▶ Task instructions: Would you please copy each line below that includes the string "cloud"?

[Items from an interface collection]
[Start of Attachment]
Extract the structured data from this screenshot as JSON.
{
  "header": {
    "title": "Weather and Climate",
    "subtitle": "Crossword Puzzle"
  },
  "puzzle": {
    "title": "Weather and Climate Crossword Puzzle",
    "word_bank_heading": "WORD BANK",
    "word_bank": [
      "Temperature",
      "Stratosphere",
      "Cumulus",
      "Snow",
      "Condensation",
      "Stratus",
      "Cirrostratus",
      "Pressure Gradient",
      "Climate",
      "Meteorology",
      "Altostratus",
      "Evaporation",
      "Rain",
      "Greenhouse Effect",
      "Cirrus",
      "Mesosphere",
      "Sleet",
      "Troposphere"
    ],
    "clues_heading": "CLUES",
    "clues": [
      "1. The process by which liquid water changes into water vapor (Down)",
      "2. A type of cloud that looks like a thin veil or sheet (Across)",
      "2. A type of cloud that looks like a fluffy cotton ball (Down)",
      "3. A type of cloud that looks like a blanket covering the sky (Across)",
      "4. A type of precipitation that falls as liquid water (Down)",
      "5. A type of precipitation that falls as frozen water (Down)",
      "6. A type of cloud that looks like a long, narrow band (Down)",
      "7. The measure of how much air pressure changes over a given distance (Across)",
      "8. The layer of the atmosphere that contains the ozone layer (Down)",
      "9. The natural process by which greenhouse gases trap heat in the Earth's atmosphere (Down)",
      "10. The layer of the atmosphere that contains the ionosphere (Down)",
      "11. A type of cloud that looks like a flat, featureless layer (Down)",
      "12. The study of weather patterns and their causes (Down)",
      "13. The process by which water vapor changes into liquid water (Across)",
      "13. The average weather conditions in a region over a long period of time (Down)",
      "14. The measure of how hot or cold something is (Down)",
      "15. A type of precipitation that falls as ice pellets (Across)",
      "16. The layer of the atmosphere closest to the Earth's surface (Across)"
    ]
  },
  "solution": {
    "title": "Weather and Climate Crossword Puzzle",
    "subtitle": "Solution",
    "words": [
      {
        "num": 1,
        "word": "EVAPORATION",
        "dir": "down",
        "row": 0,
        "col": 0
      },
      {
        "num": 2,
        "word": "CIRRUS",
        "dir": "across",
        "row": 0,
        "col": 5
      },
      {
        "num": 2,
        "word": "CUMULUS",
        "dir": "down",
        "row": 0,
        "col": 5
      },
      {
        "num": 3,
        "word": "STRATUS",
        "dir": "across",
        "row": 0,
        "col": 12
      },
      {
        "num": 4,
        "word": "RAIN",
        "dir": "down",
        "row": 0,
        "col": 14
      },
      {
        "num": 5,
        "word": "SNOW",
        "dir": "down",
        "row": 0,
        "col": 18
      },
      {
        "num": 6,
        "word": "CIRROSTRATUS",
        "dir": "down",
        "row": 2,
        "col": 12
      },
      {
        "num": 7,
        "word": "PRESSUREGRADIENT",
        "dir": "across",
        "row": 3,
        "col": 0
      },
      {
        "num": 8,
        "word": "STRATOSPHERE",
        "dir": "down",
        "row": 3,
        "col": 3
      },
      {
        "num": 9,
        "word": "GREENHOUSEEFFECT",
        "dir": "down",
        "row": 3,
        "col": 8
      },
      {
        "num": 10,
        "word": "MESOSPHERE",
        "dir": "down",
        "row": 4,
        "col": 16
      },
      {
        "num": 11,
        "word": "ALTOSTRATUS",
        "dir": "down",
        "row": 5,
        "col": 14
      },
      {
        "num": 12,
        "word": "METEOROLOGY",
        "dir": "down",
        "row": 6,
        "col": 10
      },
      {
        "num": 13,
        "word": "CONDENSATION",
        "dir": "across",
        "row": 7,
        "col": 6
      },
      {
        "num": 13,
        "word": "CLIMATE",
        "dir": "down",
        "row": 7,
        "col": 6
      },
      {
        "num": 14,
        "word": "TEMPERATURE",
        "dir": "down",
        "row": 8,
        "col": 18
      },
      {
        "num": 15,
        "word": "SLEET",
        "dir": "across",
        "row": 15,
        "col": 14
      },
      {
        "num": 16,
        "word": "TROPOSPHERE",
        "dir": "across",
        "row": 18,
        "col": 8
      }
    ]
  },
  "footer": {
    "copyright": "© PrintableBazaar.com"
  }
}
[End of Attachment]
▶ Result of the exercise:
      "2. A type of cloud that looks like a thin veil or sheet (Across)",
      "2. A type of cloud that looks like a fluffy cotton ball (Down)",
      "3. A type of cloud that looks like a blanket covering the sky (Across)",
      "6. A type of cloud that looks like a long, narrow band (Down)",
      "11. A type of cloud that looks like a flat, featureless layer (Down)",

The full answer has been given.